Data extract START

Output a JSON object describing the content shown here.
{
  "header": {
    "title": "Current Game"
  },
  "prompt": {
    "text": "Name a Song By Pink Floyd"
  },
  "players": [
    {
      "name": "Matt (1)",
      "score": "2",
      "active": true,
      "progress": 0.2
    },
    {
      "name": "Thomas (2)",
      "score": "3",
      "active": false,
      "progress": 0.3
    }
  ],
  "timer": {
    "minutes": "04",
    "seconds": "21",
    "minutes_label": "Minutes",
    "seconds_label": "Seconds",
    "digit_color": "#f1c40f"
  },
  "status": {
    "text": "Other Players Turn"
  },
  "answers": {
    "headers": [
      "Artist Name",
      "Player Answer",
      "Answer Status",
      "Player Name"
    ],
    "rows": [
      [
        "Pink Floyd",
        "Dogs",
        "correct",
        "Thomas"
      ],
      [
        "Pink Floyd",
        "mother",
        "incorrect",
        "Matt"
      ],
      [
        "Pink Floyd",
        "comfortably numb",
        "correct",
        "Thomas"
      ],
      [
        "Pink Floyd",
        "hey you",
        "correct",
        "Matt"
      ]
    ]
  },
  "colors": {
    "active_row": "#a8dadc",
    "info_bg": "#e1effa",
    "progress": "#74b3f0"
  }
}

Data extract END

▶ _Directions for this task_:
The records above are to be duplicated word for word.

▶ _Your response_:
Output a JSON object describing the content shown here.
{
  "header": {
    "title": "Current Game"
  },
  "prompt": {
    "text": "Name a Song By Pink Floyd"
  },
  "players": [
    {
      "name": "Matt (1)",
      "score": "2",
      "active": true,
      "progress": 0.2
    },
    {
      "name": "Thomas (2)",
      "score": "3",
      "active": false,
      "progress": 0.3
    }
  ],
  "timer": {
    "minutes": "04",
    "seconds": "21",
    "minutes_label": "Minutes",
    "seconds_label": "Seconds",
    "digit_color": "#f1c40f"
  },
  "status": {
    "text": "Other Players Turn"
  },
  "answers": {
    "headers": [
      "Artist Name",
      "Player Answer",
      "Answer Status",
      "Player Name"
    ],
    "rows": [
      [
        "Pink Floyd",
        "Dogs",
        "correct",
        "Thomas"
      ],
      [
        "Pink Floyd",
        "mother",
        "incorrect",
        "Matt"
      ],
      [
        "Pink Floyd",
        "comfortably numb",
        "correct",
        "Thomas"
      ],
      [
        "Pink Floyd",
        "hey you",
        "correct",
        "Matt"
      ]
    ]
  },
  "colors": {
    "active_row": "#a8dadc",
    "info_bg": "#e1effa",
    "progress": "#74b3f0"
  }
}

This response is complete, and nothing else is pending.